Kim Skinner is the Director of Physical Therapy at Helius Medical Technologies where she is instrumental in the introduction of the PoNS rehabilitation program. Prior to this she was the Physical Therapy Director and Researcher at the University of Wisconsin, Madison working with sensory processing and neurological disorders. She holds a PhD in Physical Therapy and Health Sciences and maintains her license in physical therapy. We met up with Kim at RehabWeek and had a conversation about the company, the rehabilitation science of the PoNS device and where it is going in the future.

Takeaways:
Harnessing neuroplasticity in rehabilitation stimulation must be paired with an activity.
Clinical interfaces need to intuitive and easy to use for the clinician.
How is your brain today? Can we bring people to check their brain health like they check their smartphone?


[0:00] Introduction and Jen French from Neurotech Reports kicks off the conversation RehabWeek exhibit floor at Helius Medical.
[0:25] Kim Skinner introduces herself and Helius Medical and new PoNS device. She worked in the initial research for the device.
[1:12] Description of the PoNS device components, how it works and the target indications and clinical application of mild to moderate brain injury with chronic balance deficits. They designed a 14-week rehabilitation program harnessing neuroplasticity.
[4:10] Further discussion about application of the technology to other indications that have balance issues. Their initial focus is on the brain injury population, but more research needs to be done on how this can benefit other populations.
[5:18] Discussion of the design of their clinical trials and some of the challenges associated with that both in the clinical and at home. They have a training template that can be individualized for each patient.
[6:39] Skinner further describes the training protocols and when to stimulation to maximize outcomes couples with balance training and movement exercises to prime the brain.
[8:26] The stimulating device goes onto the tongue rather than skin. How does that feel or taste? She also talks about the stimulation pattern and parameters as well as
[9:53] Discussion of the 143 electrode array design and how they mapped the tongue to figure out the stimulating rate.
[12:19] The visual substitution device was the predecessor of this device and how it evolved out of the University of Wisconsin, Madison.

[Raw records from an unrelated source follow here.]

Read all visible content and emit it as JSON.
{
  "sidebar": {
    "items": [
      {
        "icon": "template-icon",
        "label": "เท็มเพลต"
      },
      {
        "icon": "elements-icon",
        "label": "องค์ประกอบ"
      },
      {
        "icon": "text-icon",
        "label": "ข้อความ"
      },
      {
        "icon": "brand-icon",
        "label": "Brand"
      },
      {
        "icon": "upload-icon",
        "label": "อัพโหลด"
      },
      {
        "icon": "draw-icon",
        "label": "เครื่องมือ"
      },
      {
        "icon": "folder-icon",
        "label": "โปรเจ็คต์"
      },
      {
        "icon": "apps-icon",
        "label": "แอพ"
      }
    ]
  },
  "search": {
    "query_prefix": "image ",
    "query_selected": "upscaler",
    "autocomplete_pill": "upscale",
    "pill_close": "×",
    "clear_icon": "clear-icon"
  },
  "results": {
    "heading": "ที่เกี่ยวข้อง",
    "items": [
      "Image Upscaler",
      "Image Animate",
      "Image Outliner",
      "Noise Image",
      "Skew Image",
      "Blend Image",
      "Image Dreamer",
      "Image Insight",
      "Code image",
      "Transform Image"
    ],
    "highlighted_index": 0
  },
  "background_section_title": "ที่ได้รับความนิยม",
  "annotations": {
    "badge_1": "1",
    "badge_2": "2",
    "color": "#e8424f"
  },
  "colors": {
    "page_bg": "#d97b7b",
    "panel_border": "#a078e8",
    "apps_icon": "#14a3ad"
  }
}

[13:16] Skinner talks about where the PoNS device is currently available with a prescription and how they are working on availability in the US, Europe and Australia. It is currently approved in Canada through the HeuroCanada clinics.